At the NAC, the seminary on the Janiculum Hill overlooking the Vatican, 92 seminarians remained as of March 16, Father Peter C. Harman, the rector, told Catholic News Service. The enrollment this year was 192, he said.
“Thanks be to God that our priests and seminarians remain in good health and spirits,” the NAC posted on its Facebook page March 14. “About one-half of the residents of the Casa Santa Maria and the seminary campus have remained in Rome.”
“Classes taken remotely through the internet, regular and added activities, and our common prayer together are keeping us focused,” the post said. “We have the supplies and plans to get through this aggressive precautionary quarantine in Italy.”
Some students began leaving soon after classes at all universities, including the pontifical universities in Rome, closed March 5 in an attempt to slow the spread of the coronavirus. Contacted by CNS the next day, officials of the NAC declined to comment on the decision of students, their bishops and their vocations directors about returning to the United States or remaining in Rome.
Many of those who left did so March 11-12, Father Harman told CNS in an email March 16.
Italy began a nationwide lockdown March 10, although it allowed shops, coffee bars and restaurants to stay open until 6 p.m. Two days later, the government tightened the measures, allowing only grocery stores, pharmacies and newsstands to remain open. While taking steps to ensure people stayed home, the measures still allow Italians and foreigners to get on trains or planes to get home.
The ban on travelers from Europe entering the United States was announced by President Donald Trump March 12 and went into effect the following day. U.S. citizens living in or visiting Europe are exempt from the ban, although many flights to the United States have been canceled and planes coming from Europe may land only at designated airports equipped to do a health screening of passengers entering the country.
Father Harman told CNS none of the students who left were forced to go. “Those whose bishops and vocation directors desired their students to come home were allowed.”
Meanwhile, on the big campus on the Rome hill, “we are obeying the Italian requirements for separation from the outside.”
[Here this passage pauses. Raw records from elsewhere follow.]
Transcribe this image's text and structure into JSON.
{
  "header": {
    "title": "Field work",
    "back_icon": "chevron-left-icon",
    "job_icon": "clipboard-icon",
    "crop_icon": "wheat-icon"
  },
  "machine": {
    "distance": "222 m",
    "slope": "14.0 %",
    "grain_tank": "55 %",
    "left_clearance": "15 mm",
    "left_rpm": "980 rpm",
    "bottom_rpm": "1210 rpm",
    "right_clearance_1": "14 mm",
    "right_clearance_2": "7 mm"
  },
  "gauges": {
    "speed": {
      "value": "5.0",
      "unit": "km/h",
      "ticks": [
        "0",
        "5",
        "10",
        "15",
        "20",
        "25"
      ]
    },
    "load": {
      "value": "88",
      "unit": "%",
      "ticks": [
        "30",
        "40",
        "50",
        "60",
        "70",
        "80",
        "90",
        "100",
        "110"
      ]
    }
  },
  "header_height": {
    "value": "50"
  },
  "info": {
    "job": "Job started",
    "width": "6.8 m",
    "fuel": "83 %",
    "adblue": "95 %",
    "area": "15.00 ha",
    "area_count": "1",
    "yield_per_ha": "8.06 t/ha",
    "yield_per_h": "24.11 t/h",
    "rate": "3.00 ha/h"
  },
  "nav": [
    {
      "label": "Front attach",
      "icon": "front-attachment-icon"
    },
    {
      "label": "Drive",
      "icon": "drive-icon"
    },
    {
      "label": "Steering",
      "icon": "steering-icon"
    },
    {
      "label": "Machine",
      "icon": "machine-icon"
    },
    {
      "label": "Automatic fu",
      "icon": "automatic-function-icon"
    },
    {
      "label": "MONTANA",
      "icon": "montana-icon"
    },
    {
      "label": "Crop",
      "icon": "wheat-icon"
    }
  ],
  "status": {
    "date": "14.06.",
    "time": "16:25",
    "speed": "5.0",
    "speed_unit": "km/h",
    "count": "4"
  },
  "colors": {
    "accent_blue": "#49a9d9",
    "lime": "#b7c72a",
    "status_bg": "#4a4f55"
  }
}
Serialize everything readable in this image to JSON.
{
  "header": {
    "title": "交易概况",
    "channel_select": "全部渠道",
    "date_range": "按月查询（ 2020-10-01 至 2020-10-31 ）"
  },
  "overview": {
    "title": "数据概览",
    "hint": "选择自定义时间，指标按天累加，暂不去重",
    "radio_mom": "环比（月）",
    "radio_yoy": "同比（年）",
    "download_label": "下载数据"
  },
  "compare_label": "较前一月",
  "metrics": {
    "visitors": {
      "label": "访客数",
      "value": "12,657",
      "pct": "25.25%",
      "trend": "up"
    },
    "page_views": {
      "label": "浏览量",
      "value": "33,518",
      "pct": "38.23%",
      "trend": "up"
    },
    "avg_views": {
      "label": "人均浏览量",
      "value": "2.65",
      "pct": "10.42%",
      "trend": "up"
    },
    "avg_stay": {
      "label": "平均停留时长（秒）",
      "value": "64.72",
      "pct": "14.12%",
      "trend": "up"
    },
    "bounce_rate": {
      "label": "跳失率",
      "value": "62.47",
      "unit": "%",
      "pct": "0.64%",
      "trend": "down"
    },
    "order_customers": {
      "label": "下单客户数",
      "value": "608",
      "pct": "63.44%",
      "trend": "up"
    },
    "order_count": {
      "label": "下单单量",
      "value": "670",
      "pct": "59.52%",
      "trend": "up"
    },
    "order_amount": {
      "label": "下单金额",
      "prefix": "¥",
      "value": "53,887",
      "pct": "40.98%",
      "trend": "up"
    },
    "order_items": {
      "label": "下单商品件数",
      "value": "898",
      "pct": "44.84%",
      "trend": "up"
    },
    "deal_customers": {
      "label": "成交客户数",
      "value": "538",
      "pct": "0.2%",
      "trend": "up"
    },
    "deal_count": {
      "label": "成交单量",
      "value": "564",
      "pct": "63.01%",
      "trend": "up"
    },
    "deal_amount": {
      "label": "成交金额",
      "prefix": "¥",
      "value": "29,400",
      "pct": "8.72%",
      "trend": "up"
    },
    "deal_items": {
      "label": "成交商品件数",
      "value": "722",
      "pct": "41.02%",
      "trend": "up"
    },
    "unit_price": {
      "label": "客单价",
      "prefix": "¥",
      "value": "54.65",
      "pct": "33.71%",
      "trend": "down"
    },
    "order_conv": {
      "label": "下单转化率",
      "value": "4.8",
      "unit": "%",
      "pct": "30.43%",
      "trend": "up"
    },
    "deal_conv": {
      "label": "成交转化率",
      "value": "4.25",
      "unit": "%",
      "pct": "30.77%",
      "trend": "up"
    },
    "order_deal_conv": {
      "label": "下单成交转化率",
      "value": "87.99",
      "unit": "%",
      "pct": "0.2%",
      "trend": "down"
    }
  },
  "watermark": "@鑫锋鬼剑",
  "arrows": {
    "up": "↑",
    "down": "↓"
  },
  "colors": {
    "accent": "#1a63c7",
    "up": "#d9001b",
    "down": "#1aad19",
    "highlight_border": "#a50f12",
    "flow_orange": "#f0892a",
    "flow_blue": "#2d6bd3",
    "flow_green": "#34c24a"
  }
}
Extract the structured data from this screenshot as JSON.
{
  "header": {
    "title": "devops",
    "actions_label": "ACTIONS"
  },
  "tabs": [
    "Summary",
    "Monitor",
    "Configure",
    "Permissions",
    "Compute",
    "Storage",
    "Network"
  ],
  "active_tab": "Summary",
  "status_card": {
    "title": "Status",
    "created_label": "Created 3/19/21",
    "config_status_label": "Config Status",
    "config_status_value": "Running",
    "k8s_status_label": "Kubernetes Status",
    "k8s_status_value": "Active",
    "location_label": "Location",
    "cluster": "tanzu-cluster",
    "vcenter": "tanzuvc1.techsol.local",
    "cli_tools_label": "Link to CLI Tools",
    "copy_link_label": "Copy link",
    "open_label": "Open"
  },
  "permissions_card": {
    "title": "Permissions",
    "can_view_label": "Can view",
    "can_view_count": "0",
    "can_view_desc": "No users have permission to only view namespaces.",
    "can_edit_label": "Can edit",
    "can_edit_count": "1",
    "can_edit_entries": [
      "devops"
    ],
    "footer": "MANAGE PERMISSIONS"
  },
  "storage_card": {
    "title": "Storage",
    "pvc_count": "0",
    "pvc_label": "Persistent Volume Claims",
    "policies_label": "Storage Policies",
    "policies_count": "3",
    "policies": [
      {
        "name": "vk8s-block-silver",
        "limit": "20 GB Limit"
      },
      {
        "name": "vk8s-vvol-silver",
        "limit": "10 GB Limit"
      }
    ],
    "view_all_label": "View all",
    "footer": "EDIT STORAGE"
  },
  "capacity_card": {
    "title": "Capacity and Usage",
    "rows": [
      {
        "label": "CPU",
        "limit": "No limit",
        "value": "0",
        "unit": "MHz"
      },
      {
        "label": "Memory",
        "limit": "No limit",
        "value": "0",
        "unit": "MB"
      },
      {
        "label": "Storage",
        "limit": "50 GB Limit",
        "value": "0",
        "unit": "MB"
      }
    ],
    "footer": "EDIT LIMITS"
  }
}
Most of the students who stayed at the NAC, he said, decided “they would rather be here with each other, with the resources, sacraments, library, Wi-Fi, food service, etc. than be on a quarantine at home alone.”